§ **ACTION ITEM**
Take every line in the entries that includes the word "image" and copy it.

§ **PROVIDED INFORMATION**
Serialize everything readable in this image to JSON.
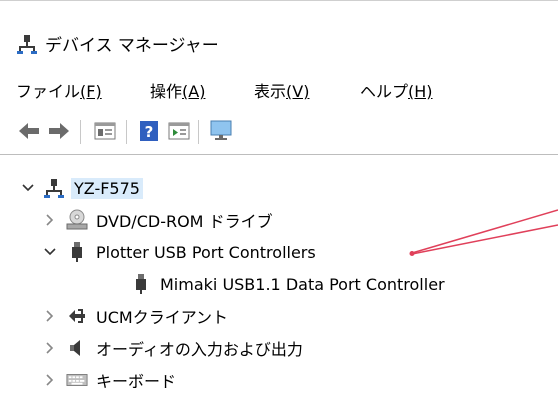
{
  "window": {
    "title": "デバイス マネージャー"
  },
  "menu": [
    {
      "label": "ファイル",
      "key": "(F)"
    },
    {
      "label": "操作",
      "key": "(A)"
    },
    {
      "label": "表示",
      "key": "(V)"
    },
    {
      "label": "ヘルプ",
      "key": "(H)"
    }
  ],
  "toolbar": {
    "buttons": [
      "back-icon",
      "forward-icon",
      "properties-icon",
      "help-icon",
      "update-driver-icon",
      "monitor-icon"
    ]
  },
  "tree": {
    "root": "YZ-F575",
    "items": [
      {
        "label": "DVD/CD-ROM ドライブ",
        "expanded": false
      },
      {
        "label": "Plotter USB Port Controllers",
        "expanded": true
      },
      {
        "label": "Mimaki USB1.1 Data Port Controller",
        "child": true
      },
      {
        "label": "UCMクライアント",
        "expanded": false
      },
      {
        "label": "オーディオの入力および出力",
        "expanded": false
      },
      {
        "label": "キーボード",
        "expanded": false
      }
    ]
  },
  "colors": {
    "annotation": "#e0405a",
    "selection": "#d9ebfb",
    "menuText": "#000000"
  }
}
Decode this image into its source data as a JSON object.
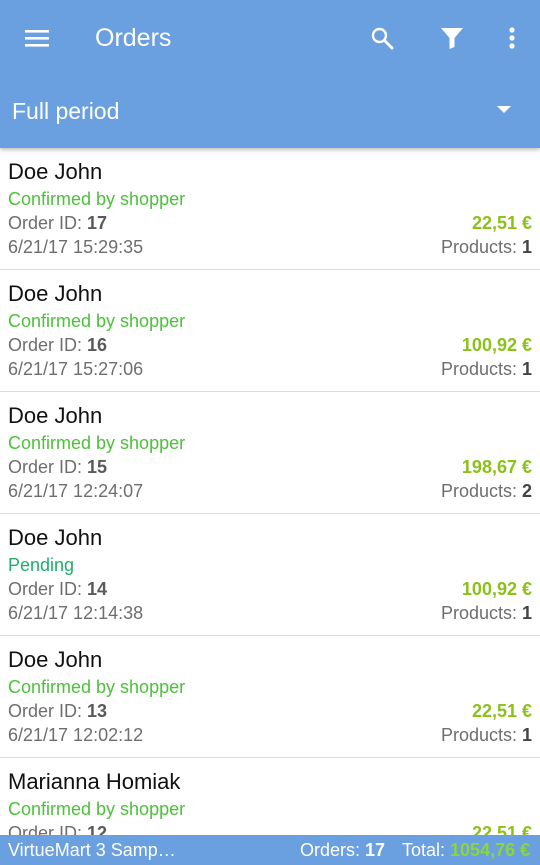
{
  "app": {
    "title": "Orders",
    "period": "Full period",
    "colors": {
      "primary": "#6a9fe0",
      "confirmed": "#4cc13a",
      "pending": "#1fae6e",
      "amount": "#8bc219"
    },
    "icons": {
      "menu": "hamburger-menu-icon",
      "search": "search-icon",
      "filter": "filter-icon",
      "more": "more-vert-icon",
      "period": "dropdown-caret-icon"
    }
  },
  "labels": {
    "order_id": "Order ID: ",
    "products": "Products: "
  },
  "orders": [
    {
      "customer": "Doe John",
      "status": "Confirmed by shopper",
      "status_type": "confirmed",
      "order_id": "17",
      "date": "6/21/17 15:29:35",
      "amount": "22,51 €",
      "products": "1"
    },
    {
      "customer": "Doe John",
      "status": "Confirmed by shopper",
      "status_type": "confirmed",
      "order_id": "16",
      "date": "6/21/17 15:27:06",
      "amount": "100,92 €",
      "products": "1"
    },
    {
      "customer": "Doe John",
      "status": "Confirmed by shopper",
      "status_type": "confirmed",
      "order_id": "15",
      "date": "6/21/17 12:24:07",
      "amount": "198,67 €",
      "products": "2"
    },
    {
      "customer": "Doe John",
      "status": "Pending",
      "status_type": "pending",
      "order_id": "14",
      "date": "6/21/17 12:14:38",
      "amount": "100,92 €",
      "products": "1"
    },
    {
      "customer": "Doe John",
      "status": "Confirmed by shopper",
      "status_type": "confirmed",
      "order_id": "13",
      "date": "6/21/17 12:02:12",
      "amount": "22,51 €",
      "products": "1"
    },
    {
      "customer": "Marianna Homiak",
      "status": "Confirmed by shopper",
      "status_type": "confirmed",
      "order_id": "12",
      "date": "",
      "amount": "22,51 €",
      "products": ""
    }
  ],
  "footer": {
    "shop": "VirtueMart 3 Samp…",
    "orders_label": "Orders: ",
    "orders_count": "17",
    "total_label": "Total: ",
    "total_value": "1054,76 €"
  }
}
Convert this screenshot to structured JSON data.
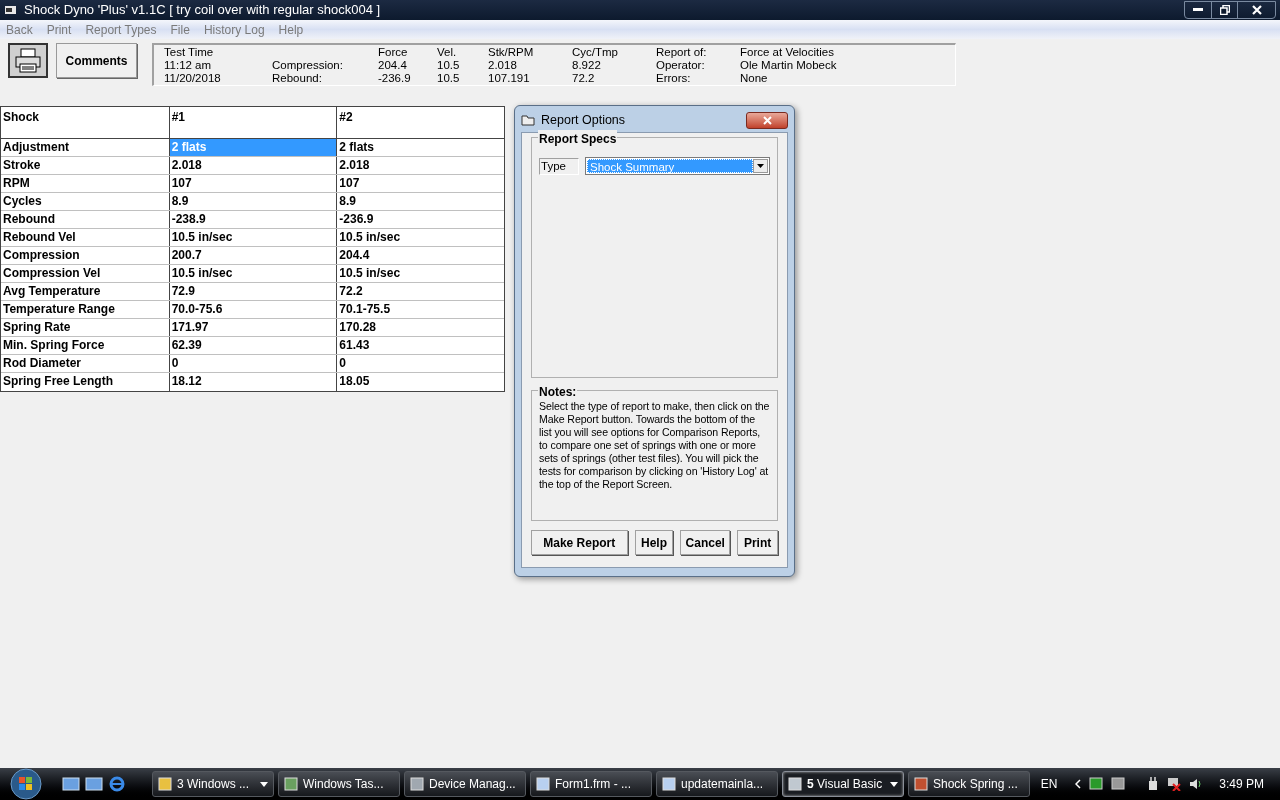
{
  "window": {
    "title": "Shock Dyno 'Plus' v1.1C  [ try coil over with regular shock004 ]"
  },
  "menu": [
    "Back",
    "Print",
    "Report Types",
    "File",
    "History Log",
    "Help"
  ],
  "toolbar": {
    "comments_button": "Comments"
  },
  "info": {
    "columns": [
      {
        "heading": "Test Time",
        "lines": [
          "11:12 am",
          "11/20/2018"
        ]
      },
      {
        "lines": [
          "Compression:",
          "Rebound:"
        ]
      },
      {
        "heading": "Force",
        "lines": [
          "204.4",
          "-236.9"
        ]
      },
      {
        "heading": "Vel.",
        "lines": [
          "10.5",
          "10.5"
        ]
      },
      {
        "heading": "Stk/RPM",
        "lines": [
          "2.018",
          "107.191"
        ]
      },
      {
        "heading": "Cyc/Tmp",
        "lines": [
          "8.922",
          "72.2"
        ]
      },
      {
        "heading": "Report of:",
        "lines": [
          "Operator:",
          "Errors:"
        ]
      },
      {
        "heading": "Force at Velocities",
        "lines": [
          "Ole Martin Mobeck",
          "None"
        ]
      }
    ]
  },
  "table": {
    "columns": [
      "Shock",
      "#1",
      "#2"
    ],
    "rows": [
      {
        "cells": [
          {
            "text": "Adjustment",
            "selected": false
          },
          {
            "text": "2 flats",
            "selected": true
          },
          {
            "text": "2 flats",
            "selected": false
          }
        ]
      },
      {
        "cells": [
          {
            "text": "Stroke",
            "selected": false
          },
          {
            "text": "2.018",
            "selected": false
          },
          {
            "text": "2.018",
            "selected": false
          }
        ]
      },
      {
        "cells": [
          {
            "text": "RPM",
            "selected": false
          },
          {
            "text": "107",
            "selected": false
          },
          {
            "text": "107",
            "selected": false
          }
        ]
      },
      {
        "cells": [
          {
            "text": "Cycles",
            "selected": false
          },
          {
            "text": "8.9",
            "selected": false
          },
          {
            "text": "8.9",
            "selected": false
          }
        ]
      },
      {
        "cells": [
          {
            "text": "Rebound",
            "selected": false
          },
          {
            "text": "-238.9",
            "selected": false
          },
          {
            "text": "-236.9",
            "selected": false
          }
        ]
      },
      {
        "cells": [
          {
            "text": "Rebound Vel",
            "selected": false
          },
          {
            "text": "10.5 in/sec",
            "selected": false
          },
          {
            "text": "10.5 in/sec",
            "selected": false
          }
        ]
      },
      {
        "cells": [
          {
            "text": "Compression",
            "selected": false
          },
          {
            "text": "200.7",
            "selected": false
          },
          {
            "text": "204.4",
            "selected": false
          }
        ]
      },
      {
        "cells": [
          {
            "text": "Compression Vel",
            "selected": false
          },
          {
            "text": "10.5 in/sec",
            "selected": false
          },
          {
            "text": "10.5 in/sec",
            "selected": false
          }
        ]
      },
      {
        "cells": [
          {
            "text": "Avg Temperature",
            "selected": false
          },
          {
            "text": "72.9",
            "selected": false
          },
          {
            "text": "72.2",
            "selected": false
          }
        ]
      },
      {
        "cells": [
          {
            "text": "Temperature Range",
            "selected": false
          },
          {
            "text": "70.0-75.6",
            "selected": false
          },
          {
            "text": "70.1-75.5",
            "selected": false
          }
        ]
      },
      {
        "cells": [
          {
            "text": "Spring Rate",
            "selected": false
          },
          {
            "text": "171.97",
            "selected": false
          },
          {
            "text": "170.28",
            "selected": false
          }
        ]
      },
      {
        "cells": [
          {
            "text": "Min. Spring Force",
            "selected": false
          },
          {
            "text": "62.39",
            "selected": false
          },
          {
            "text": "61.43",
            "selected": false
          }
        ]
      },
      {
        "cells": [
          {
            "text": "Rod Diameter",
            "selected": false
          },
          {
            "text": "0",
            "selected": false
          },
          {
            "text": "0",
            "selected": false
          }
        ]
      },
      {
        "cells": [
          {
            "text": "Spring Free Length",
            "selected": false
          },
          {
            "text": "18.12",
            "selected": false
          },
          {
            "text": "18.05",
            "selected": false
          }
        ]
      }
    ]
  },
  "dialog": {
    "title": "Report Options",
    "specs_group": "Report Specs",
    "type_label": "Type",
    "type_value": "Shock Summary",
    "notes_group": "Notes:",
    "notes": "Select the type of report to make, then click on the Make Report button.  Towards the bottom of the list you will see options for Comparison Reports, to compare one set of springs with one or more sets of springs (other test files).  You will pick the tests for comparison by clicking on 'History Log' at the top of the Report Screen.",
    "buttons": [
      "Make Report",
      "Help",
      "Cancel",
      "Print"
    ]
  },
  "taskbar": {
    "tasks": [
      {
        "label": "3 Windows ...",
        "grouped": true,
        "selected": false
      },
      {
        "label": "Windows Tas...",
        "grouped": false,
        "selected": false
      },
      {
        "label": "Device Manag...",
        "grouped": false,
        "selected": false
      },
      {
        "label": "Form1.frm - ...",
        "grouped": false,
        "selected": false
      },
      {
        "label": "updatemainla...",
        "grouped": false,
        "selected": false
      },
      {
        "label": "**5** Visual Basic",
        "grouped": true,
        "selected": true
      },
      {
        "label": "Shock Spring ...",
        "grouped": false,
        "selected": false
      }
    ],
    "language": "EN",
    "clock": "3:49 PM"
  }
}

§ **REPLY TO THE EXERCISE**
Serialize everything readable in this image to JSON.
Decode this image into its source data as a JSON object.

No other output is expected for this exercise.